Record set: Begin

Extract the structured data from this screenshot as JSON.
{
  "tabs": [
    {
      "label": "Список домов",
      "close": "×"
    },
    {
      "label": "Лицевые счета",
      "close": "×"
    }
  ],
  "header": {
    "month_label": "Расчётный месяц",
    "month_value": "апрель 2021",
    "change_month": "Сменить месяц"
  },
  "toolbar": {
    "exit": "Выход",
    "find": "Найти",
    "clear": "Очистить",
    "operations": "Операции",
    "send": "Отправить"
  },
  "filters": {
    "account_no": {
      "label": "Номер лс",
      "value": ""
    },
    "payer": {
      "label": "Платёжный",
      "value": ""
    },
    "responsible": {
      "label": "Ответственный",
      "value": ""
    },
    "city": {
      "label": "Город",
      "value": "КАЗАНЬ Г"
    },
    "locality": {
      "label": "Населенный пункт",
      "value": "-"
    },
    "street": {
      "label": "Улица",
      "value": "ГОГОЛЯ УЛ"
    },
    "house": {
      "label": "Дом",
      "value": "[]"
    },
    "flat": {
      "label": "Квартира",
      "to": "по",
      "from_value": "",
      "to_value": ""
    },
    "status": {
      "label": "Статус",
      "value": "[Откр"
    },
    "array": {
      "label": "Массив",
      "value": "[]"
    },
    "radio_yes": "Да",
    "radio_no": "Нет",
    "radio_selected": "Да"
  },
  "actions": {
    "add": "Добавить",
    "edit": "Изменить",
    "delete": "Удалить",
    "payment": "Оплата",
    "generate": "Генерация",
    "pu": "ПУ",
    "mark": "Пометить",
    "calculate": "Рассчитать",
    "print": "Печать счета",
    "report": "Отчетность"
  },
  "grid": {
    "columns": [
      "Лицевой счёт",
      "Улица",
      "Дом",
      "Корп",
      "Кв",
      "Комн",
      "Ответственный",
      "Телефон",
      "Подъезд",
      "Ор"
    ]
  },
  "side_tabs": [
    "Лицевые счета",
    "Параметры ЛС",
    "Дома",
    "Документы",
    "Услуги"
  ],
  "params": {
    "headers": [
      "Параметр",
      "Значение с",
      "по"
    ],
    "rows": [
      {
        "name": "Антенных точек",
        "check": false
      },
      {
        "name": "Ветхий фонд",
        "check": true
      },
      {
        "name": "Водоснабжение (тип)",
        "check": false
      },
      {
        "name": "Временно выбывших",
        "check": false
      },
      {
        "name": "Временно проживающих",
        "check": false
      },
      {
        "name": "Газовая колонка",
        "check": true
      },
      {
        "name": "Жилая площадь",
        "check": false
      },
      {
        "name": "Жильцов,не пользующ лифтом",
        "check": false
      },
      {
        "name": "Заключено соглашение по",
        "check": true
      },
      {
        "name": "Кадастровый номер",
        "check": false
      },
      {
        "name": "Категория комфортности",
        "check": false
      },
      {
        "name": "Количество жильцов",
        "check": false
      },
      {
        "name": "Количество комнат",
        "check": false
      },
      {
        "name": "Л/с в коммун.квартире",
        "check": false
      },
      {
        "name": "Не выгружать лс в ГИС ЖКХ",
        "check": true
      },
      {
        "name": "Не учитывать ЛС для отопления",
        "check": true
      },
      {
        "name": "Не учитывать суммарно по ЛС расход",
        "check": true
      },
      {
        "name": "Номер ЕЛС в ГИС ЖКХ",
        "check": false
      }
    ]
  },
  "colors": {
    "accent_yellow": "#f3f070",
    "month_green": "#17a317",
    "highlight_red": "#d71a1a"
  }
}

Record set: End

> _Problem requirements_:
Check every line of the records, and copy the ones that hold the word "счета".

> _Output_:
      "label": "Лицевые счета",
    "print": "Печать счета",
    "Лицевые счета",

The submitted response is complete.